In any case, presently organizations in the EU are considered responsible under the General Data Protection Regulation (GDPR), which became effective May 25, the potential money related implications could be undeniably increasingly genuine.
The UK has as of now issued its first GDPR see against AggregateIQ Data Services (AIQ), which has been associated with the Facebook-Cambridge Analytica information embarrassment.
In the event that Facebook is observed to be in rupture of GDPR for neglecting to sufficiently secure client information over this occurrence, the organization faces a fine of up to €20 million or 4 percent of yearly worldwide turnover - and as the fine applies to whichever is higher, the person to person communication goliath could wind up forking out unmistakably more.
In view of Facebook's budgetary outcomes for the last monetary year, the fine could be up to $1.63 billion.
In the association's Q2 2018 budgetary outcomes, Facebook detailed net gain of $5.1 billion and non-GAAP profit of $1.74 per share on income of $13.23 billion.

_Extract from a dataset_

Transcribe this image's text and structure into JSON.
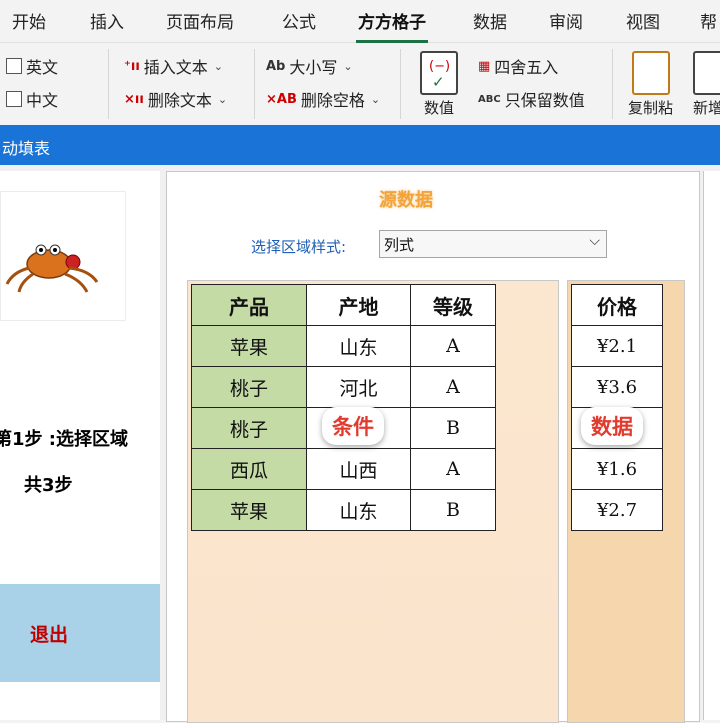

The information rupture isn't the main migraine Facebook as of late needed to adapt to. The organization has likewise confronted analysis over its utilization of telephone numbers given by clients in light of a legitimate concern for security for focused publicizing.